    The paper4 relates these changing anddeveloping contexts of rural developmentbased on the experience within the UnitedKingdom to the implications for policy eval-uation, using specific examples that showhow the development of guidelines by boththe United Kingdom Government (HMTreasury, 2003) and the European Com-mission (CEC, 1999) have contributed tomaking this a mechanical, path-dependentactivity. It concludes by suggesting thatalthough measurement of impacts on ruraleconomies, environments and communitiesis a necessary component of overall evalu-ations, without more discursive and quali-tative inquiry, it is not, alone, sufficient.This in turn has implications for the ways inwhich rural development decisions are madein practice. Given the relatively early expe-rience of these trends within the UnitedKingdom following an early industrialisationand rural transformation (Grigg, 1982), theremay be implications for the ways in whichrural development is practised in other Euro-pean countries as their rural areas passthrough similar stages of development.

    Development Regulation (RDR)2. Cursoryexamination reveals that the accompany-ing measures of MacSharrys CommonAgricultural Policy (CAP) reform, consol-idated into the Second Pillar, are nar-rowly focused on farming and its environ-mental impact. Bryden (2000)3 has shownthat less than 10% of planned expendituresunder the 2000-06 RDR programmes wereon Article 33 measures focused on activ-ities outside the agricultural sector, and con-sequently a negligible fraction of overallEAGGF payments.
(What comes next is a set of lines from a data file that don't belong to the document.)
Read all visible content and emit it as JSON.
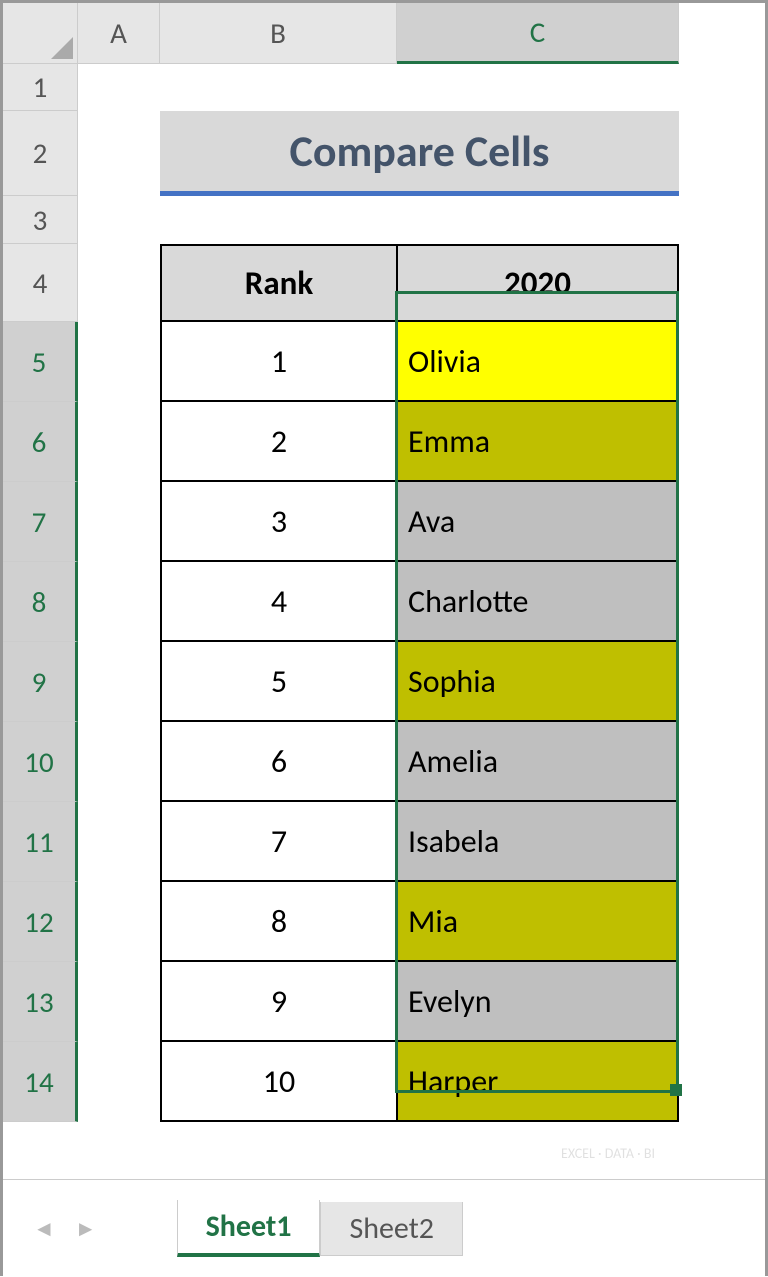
{
  "columns": [
    "A",
    "B",
    "C"
  ],
  "rows": [
    "1",
    "2",
    "3",
    "4",
    "5",
    "6",
    "7",
    "8",
    "9",
    "10",
    "11",
    "12",
    "13",
    "14"
  ],
  "title": "Compare Cells",
  "headers": {
    "rank": "Rank",
    "year": "2020"
  },
  "data": [
    {
      "rank": "1",
      "name": "Olivia",
      "bg": "bg-yellow"
    },
    {
      "rank": "2",
      "name": "Emma",
      "bg": "bg-olive"
    },
    {
      "rank": "3",
      "name": "Ava",
      "bg": "bg-gray"
    },
    {
      "rank": "4",
      "name": "Charlotte",
      "bg": "bg-gray"
    },
    {
      "rank": "5",
      "name": "Sophia",
      "bg": "bg-olive"
    },
    {
      "rank": "6",
      "name": "Amelia",
      "bg": "bg-gray"
    },
    {
      "rank": "7",
      "name": "Isabela",
      "bg": "bg-gray"
    },
    {
      "rank": "8",
      "name": "Mia",
      "bg": "bg-olive"
    },
    {
      "rank": "9",
      "name": "Evelyn",
      "bg": "bg-gray"
    },
    {
      "rank": "10",
      "name": "Harper",
      "bg": "bg-olive"
    }
  ],
  "tabs": {
    "active": "Sheet1",
    "inactive": "Sheet2"
  },
  "selected": {
    "col": "C",
    "rows_from": 5,
    "rows_to": 14
  }
}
While there are someevident indirect linkages between agricultureand the non-farm rural economy, it is diffi-cult to disentangle the various strands ofEAGGF support, other Structural Fundsactivity, experimental LEADER fundingand national programmes for rural actionwhen attempting to link outcomes to activ-ities. There is little evidence of radicalchange under the current Rural Develop-ment Regulation (Dwyer et al., 2007).

    These are the challenges which the papersets out to explore. The United Kingdomexperienced a relatively early period ofindustrialisation and urbanisation in the 19th

    century compared with other Europeancountries and a consequent transformationof rural economies. More recently, in the 20th

    century, there has been a period of signifi-cant counterurbanisation (Robert and Ran-dolph, 1983; Champion, 1994) when popu-lations have increased even in relativelyremote rural areas. We set out a series offour models of rural development that seekto chart the changes in the predominantapproaches to rural development over time.While they differ in their focus and spatialcoverage, we argue that they represent dom-inant characterisations and policyapproaches at particular points in time, andimply different types of analysis and scalesof policy implementation. The models areinfluenced by changing economic and social

    24 CONOMIE RURALE 307/SEPTEMBRE-OCTOBRE 2008

    Models of rural development and approaches to analysis

    2. EC1257/1999.3. Cf. page 10.

    4. An earlier version of this paper was presented atthe joint Socit Franaise dconomie Rurale andAgricultural Economics Society Conference onRural Development, Paris, 29 March 2006. Theauthors are grateful for the helpful comments madeby the referees.

    307 COMPLET 7/11/08 9:18 Page 24

  • may still be on farming, but there is encour-agement for agricultural diversifi